Pope Francis has promoted peace in Ukraine after the Russian invasion in February of last year, but has stopped short of openly criticizing Russia and its leader, Vladimir Putin. Vatican diplomacy has been focused on attempting to build a bridge between the warring factions and to promote a lasting peace.
The pope sent a peace envoy, the experienced diplomat and Cardinal Matteo Zuppi, to visit Russian elites in Moscow and meet with Ukrainian leaders. The cardinal also met with members of the United States government, and the pope hinted that the next stop for Zuppi might be Beijing. While Zelenskyy has publicly thanked the Vatican for its peace efforts, especially in helping displaced children to reunite with their families and other charity work, he has also made it clear Ukraine is not interested in the pope’s mediation offer and will seek peace “on its own terms.”

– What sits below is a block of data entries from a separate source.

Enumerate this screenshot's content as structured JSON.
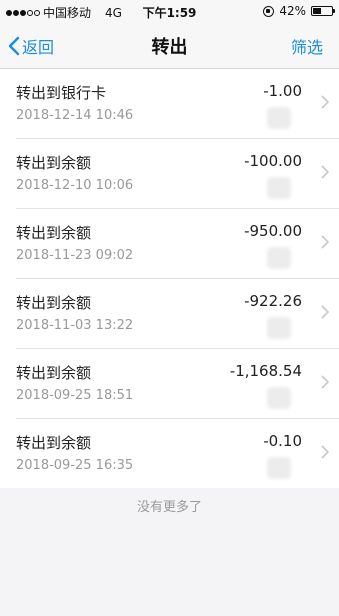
{
  "status_bar": {
    "carrier": "中国移动",
    "network": "4G",
    "time": "下午1:59",
    "battery": "42%",
    "battery_level": 0.42
  },
  "nav": {
    "back_label": "返回",
    "title": "转出",
    "filter_label": "筛选"
  },
  "records": [
    {
      "title": "转出到银行卡",
      "time": "2018-12-14 10:46",
      "amount": "-1.00"
    },
    {
      "title": "转出到余额",
      "time": "2018-12-10 10:06",
      "amount": "-100.00"
    },
    {
      "title": "转出到余额",
      "time": "2018-11-23 09:02",
      "amount": "-950.00"
    },
    {
      "title": "转出到余额",
      "time": "2018-11-03 13:22",
      "amount": "-922.26"
    },
    {
      "title": "转出到余额",
      "time": "2018-09-25 18:51",
      "amount": "-1,168.54"
    },
    {
      "title": "转出到余额",
      "time": "2018-09-25 16:35",
      "amount": "-0.10"
    }
  ],
  "footer": {
    "no_more_text": "没有更多了"
  },
  "colors": {
    "accent": "#1a8de0",
    "background": "#f4f4f6"
  }
}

A few diplomatic blunders have also hindered Pope Francis’ chance to bring peace. In a message to young people in Russia in late August, the pope was quoted praising the great history and legacy of Russia, including Russian historical figures like Catherine the Great and Peter the Great, which was interpreted by some as a papal sanctioning of Russian imperialist aims.
Addressing those comments, Podolyak said that “it doesn’t make sense to speak of Pope Francis as a mediator, if he takes on a Russophile position that is obvious to all.”
“I was not thinking of imperialism when I said that,” said Pope Francis, while justifying his comments aboard the papal flight returning to Mongolia (Sept. 4). “Maybe it wasn’t the best way of putting it, but in speaking of the great Russia, I was thinking not so much geographically but culturally.”